A Descent Into The Depths Of The Earth

In the last book of her Broken Earth trilogy, N.K. Jemisin describes an apocalyptic future where some people have the power to control earthquakes and volcanoes.

The following is an excerpt from The Stone Sky by N.K. Jemisin.

At first the darkness is absolute, though broken periodically by a ring of light that blurs past as they hurtle through the tunnel. Their speed continues to increase; presently these rings pass so quickly that they are just flashes. It takes three before Nassun is able to discern what she’s seeing and sessing, and then only once she watches a ring as they pass it: windows. There are windows set into the walls of the tunnel, illuminated by the light. There’s living space down here, at least for the first few miles. Then the rings stop, and the tunnel is nothing but dark for a while.

Book cover of The Stone Sky

Get The Book

The Stone Sky

Buy

Nassun sesses impending change an instant before the tunnel suddenly brightens. They can see a new, ruddy light that intersperses the rock walls of the tunnel. Ah, yes; they’ve gone far enough down that some of the rock has melted and glows bright red. This new light paints the vehimal’s interior bloody and makes the gold filigree along its walls seem to catch fire. The forward view is indistinct at first, just red amid gray and brown and black, but Nassun understands instinctively what she’s seeing. They have entered the mantle, and her fear finally begins to ebb amid fascination.

“The asthenosphere,” she murmurs. Schaffa frowns at her, but naming what she sees has eased her fear. Names have power. She bites her lip, then finally lets go of Schaffa’s hand to rise and approach the forward view. Up close it’s easier to tell that what she’s seeing is just an illusion of sorts—tiny diamonds of color rising on the vehimal’s inner skin, like a blush, to form a mosaic of moving images. How does it work? She can’t begin to fathom it.

Related Segment

Writing The Fantastic In 2017

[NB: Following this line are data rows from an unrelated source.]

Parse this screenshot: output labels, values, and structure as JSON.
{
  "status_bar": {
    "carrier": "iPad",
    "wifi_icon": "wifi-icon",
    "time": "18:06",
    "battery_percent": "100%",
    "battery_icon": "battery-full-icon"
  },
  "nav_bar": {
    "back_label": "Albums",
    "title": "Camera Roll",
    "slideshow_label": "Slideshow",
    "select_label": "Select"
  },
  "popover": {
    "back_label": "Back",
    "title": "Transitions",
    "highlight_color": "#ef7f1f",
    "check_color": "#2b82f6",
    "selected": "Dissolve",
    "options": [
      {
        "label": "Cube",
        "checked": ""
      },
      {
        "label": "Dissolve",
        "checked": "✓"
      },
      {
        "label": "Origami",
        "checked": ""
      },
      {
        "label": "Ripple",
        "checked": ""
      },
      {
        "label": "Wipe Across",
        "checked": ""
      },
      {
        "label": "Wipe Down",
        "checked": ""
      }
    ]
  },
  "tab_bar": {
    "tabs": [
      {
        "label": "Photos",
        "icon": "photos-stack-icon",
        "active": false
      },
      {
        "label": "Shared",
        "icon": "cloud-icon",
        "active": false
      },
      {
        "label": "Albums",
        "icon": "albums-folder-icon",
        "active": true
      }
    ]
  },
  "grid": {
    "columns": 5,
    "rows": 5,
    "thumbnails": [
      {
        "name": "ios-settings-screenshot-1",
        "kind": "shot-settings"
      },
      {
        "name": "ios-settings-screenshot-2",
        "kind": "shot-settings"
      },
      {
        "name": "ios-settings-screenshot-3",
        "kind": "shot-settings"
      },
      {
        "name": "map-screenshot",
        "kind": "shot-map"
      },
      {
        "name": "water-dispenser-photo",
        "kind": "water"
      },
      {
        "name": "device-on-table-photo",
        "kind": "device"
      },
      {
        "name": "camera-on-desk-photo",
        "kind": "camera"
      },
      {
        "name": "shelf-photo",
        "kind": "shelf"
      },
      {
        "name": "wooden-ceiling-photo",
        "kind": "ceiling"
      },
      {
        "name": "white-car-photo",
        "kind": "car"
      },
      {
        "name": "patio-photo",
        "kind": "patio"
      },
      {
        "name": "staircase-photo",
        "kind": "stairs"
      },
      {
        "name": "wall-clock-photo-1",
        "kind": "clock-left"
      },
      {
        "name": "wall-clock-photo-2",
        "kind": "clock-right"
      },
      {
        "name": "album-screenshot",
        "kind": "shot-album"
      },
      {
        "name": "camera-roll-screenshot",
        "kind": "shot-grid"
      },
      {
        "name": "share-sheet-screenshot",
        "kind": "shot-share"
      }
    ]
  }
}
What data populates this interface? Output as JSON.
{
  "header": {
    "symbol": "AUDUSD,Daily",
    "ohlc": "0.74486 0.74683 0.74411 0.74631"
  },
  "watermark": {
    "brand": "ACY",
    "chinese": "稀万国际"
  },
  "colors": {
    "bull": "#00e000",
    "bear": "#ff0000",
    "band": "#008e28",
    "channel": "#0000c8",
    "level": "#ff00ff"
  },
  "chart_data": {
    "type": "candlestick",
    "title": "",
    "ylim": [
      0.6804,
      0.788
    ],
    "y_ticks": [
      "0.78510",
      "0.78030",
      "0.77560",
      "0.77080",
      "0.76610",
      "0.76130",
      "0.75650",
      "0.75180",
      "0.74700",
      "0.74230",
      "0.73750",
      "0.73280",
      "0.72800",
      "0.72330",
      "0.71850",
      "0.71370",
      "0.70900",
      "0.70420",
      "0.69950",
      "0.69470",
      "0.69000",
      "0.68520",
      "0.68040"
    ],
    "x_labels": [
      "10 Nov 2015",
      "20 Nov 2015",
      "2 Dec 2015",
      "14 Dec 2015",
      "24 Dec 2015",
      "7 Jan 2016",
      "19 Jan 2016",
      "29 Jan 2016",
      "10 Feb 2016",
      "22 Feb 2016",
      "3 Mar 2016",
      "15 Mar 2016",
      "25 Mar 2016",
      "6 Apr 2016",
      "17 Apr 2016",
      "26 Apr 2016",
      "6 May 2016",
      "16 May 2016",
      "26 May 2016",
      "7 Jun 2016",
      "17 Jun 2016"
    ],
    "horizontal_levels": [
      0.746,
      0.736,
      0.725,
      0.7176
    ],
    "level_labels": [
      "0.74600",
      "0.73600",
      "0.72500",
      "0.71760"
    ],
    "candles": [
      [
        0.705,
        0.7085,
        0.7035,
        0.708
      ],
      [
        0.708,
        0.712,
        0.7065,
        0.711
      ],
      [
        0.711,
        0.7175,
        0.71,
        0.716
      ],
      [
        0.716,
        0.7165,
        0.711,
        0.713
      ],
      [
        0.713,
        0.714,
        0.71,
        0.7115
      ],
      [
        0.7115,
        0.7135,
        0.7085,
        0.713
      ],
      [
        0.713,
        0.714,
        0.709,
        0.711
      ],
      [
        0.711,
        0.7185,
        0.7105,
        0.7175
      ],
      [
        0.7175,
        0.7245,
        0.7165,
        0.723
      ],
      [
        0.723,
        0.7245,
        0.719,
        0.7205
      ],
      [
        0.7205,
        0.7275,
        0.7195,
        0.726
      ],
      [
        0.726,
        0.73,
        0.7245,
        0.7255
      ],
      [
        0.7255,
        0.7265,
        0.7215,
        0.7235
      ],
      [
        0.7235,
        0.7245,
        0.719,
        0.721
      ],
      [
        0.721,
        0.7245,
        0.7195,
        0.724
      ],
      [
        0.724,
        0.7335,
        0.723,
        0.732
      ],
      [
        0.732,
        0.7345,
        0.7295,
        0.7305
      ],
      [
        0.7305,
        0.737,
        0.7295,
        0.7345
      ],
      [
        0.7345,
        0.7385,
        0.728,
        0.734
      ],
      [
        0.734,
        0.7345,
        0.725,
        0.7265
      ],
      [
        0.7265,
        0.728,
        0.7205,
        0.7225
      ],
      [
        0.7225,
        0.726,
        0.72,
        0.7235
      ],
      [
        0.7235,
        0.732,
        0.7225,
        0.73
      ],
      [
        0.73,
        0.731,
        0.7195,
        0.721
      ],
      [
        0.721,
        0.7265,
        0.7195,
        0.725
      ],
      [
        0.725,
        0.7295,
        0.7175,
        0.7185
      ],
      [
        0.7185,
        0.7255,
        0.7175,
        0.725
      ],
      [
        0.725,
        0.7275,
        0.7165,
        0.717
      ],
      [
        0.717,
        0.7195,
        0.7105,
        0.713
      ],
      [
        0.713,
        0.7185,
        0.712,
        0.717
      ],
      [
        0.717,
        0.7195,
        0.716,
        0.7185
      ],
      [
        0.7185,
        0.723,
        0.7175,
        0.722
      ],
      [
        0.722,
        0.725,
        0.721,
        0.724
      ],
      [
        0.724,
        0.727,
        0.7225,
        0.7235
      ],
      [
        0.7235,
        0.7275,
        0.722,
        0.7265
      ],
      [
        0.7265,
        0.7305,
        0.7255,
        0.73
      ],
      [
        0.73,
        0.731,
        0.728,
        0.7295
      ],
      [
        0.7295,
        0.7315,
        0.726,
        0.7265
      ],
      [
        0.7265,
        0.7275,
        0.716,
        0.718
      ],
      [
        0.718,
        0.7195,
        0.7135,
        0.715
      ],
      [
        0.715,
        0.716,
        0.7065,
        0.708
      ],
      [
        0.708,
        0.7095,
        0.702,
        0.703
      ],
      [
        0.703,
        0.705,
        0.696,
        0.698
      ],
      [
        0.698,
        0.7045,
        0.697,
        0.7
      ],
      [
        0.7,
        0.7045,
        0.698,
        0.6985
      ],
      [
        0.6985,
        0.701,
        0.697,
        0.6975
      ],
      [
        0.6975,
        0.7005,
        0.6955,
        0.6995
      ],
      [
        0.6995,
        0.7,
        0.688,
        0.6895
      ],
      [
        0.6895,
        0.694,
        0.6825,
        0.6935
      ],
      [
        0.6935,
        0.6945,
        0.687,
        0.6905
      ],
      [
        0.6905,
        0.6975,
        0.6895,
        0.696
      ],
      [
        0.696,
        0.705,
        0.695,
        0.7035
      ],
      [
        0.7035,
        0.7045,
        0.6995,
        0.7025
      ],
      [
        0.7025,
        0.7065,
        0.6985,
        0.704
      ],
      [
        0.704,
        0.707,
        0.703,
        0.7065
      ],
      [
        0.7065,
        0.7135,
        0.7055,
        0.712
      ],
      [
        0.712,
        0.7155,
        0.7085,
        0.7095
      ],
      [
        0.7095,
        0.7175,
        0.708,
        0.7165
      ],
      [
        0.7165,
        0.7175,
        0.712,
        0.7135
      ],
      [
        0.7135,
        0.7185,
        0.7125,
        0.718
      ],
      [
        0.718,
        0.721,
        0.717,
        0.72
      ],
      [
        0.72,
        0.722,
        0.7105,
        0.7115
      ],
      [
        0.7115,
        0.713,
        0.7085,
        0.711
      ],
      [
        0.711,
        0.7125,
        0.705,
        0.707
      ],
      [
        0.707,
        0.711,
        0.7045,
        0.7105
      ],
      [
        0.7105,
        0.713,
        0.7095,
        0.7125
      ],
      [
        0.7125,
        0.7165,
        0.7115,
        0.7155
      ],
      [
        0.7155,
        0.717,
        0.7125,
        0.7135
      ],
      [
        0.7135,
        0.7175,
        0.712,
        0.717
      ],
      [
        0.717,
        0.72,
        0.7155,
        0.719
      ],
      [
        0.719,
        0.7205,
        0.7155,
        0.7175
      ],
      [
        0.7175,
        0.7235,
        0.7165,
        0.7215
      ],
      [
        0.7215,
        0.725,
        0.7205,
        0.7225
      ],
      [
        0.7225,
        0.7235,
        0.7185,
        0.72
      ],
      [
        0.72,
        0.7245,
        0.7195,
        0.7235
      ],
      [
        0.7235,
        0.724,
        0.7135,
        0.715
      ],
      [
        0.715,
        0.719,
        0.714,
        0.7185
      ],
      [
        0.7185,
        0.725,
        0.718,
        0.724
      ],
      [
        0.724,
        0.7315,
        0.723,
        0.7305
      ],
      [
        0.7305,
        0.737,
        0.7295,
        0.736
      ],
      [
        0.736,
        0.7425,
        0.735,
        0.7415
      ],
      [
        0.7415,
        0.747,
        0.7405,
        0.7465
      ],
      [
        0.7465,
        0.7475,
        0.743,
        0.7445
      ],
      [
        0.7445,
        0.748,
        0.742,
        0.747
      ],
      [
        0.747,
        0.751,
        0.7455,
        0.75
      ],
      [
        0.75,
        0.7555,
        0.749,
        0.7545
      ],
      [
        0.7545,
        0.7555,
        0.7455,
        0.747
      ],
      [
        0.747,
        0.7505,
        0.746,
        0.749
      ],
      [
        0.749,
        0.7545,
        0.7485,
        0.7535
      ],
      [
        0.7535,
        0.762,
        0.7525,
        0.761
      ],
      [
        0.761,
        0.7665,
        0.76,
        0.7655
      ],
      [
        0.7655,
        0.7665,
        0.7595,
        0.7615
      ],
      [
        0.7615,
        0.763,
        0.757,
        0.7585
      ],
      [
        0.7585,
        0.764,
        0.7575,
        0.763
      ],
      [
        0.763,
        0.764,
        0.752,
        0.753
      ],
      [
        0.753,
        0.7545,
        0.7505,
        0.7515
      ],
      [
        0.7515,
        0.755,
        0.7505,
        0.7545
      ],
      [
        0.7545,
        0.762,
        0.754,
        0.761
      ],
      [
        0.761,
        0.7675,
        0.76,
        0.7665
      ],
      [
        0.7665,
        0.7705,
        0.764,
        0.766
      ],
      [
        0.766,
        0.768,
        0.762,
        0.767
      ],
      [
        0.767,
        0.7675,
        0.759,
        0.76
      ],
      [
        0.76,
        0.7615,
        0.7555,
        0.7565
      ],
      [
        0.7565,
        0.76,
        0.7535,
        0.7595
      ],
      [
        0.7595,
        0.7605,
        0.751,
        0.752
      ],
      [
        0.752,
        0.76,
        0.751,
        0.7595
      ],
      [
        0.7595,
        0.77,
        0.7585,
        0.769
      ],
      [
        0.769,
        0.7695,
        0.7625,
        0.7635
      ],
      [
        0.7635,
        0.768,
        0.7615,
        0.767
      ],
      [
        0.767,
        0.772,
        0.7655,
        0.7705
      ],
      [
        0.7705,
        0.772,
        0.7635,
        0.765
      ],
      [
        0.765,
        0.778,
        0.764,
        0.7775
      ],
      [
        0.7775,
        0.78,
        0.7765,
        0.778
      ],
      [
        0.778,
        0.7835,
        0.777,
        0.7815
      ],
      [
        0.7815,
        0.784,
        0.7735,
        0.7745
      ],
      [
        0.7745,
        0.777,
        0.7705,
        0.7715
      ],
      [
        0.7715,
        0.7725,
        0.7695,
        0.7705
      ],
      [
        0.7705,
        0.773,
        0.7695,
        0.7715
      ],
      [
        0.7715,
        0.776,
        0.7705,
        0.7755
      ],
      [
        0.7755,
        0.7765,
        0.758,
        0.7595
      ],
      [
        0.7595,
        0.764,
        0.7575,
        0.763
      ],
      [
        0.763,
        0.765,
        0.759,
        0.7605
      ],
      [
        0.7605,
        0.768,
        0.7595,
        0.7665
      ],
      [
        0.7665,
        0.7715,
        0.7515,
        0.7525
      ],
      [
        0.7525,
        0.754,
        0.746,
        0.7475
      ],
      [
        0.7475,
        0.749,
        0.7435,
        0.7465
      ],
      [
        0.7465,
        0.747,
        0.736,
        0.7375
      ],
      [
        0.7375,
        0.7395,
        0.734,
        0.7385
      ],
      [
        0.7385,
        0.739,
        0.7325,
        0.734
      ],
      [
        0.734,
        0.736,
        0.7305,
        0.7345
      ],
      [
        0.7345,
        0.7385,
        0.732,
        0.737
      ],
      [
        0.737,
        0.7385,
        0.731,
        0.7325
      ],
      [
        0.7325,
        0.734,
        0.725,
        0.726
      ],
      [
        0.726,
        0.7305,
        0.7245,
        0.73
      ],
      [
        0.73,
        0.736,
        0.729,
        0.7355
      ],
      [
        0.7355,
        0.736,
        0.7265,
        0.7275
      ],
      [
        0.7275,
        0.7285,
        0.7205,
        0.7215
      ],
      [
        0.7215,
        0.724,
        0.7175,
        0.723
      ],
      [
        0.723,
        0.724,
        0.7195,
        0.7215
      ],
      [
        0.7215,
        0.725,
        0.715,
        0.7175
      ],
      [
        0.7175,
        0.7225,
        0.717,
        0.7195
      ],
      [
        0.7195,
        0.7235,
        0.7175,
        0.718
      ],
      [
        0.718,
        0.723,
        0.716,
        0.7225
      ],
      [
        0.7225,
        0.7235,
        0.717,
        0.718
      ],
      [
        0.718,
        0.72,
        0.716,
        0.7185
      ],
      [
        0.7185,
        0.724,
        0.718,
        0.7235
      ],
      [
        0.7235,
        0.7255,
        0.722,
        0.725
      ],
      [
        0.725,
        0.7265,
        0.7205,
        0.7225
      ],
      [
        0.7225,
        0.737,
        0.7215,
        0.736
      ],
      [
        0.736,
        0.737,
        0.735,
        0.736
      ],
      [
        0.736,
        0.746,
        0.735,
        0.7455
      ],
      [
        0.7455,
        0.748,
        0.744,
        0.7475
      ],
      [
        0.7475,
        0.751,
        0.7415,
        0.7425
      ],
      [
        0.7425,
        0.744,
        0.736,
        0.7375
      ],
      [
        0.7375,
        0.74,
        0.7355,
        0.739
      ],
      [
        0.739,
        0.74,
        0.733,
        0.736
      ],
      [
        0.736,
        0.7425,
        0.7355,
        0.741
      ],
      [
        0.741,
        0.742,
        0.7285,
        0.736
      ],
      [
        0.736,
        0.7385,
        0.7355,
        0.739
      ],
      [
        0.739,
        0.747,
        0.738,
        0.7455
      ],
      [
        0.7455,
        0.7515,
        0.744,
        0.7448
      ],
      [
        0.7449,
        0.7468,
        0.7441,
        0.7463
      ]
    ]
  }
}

Fascinated, she reaches up. The vehimal’s inner skin gives off no heat, though she knows they are already at a level underground where human flesh should burn up in an instant. When she touches the image on the forward view, it ripples ever so slightly around her finger, like waves in water. Putting her whole hand on a roil of brown-red color, she cannot help smiling. Just a few feet away, on the other side of the vehimal’s skin, is the burning earth. She’s touching the burning earth, thinly removed. She puts her other hand up, presses her cheek against the smooth plates. Here in this strange deadciv contraption, she is part of the earth, perhaps more so than any orogene before her has ever been. It is her, it is in her, she is in it.


From the book The Stone Sky by N.K. Jemisin. Copyright 2017 N.K. Jemisin; reprinted with permission of Hachette Book Group.

Find out what’s happening on Science Friday…on Thursday. Subscribe to our preview newsletter.

Meet the Writer

About N.K. Jemisin

N.K. Jemisin is a Hugo-winning bestselling speculative fiction writer and reviewer. Her most recent work is The Stone Sky (Orbit, 2017). She’s based in Brooklyn, New York.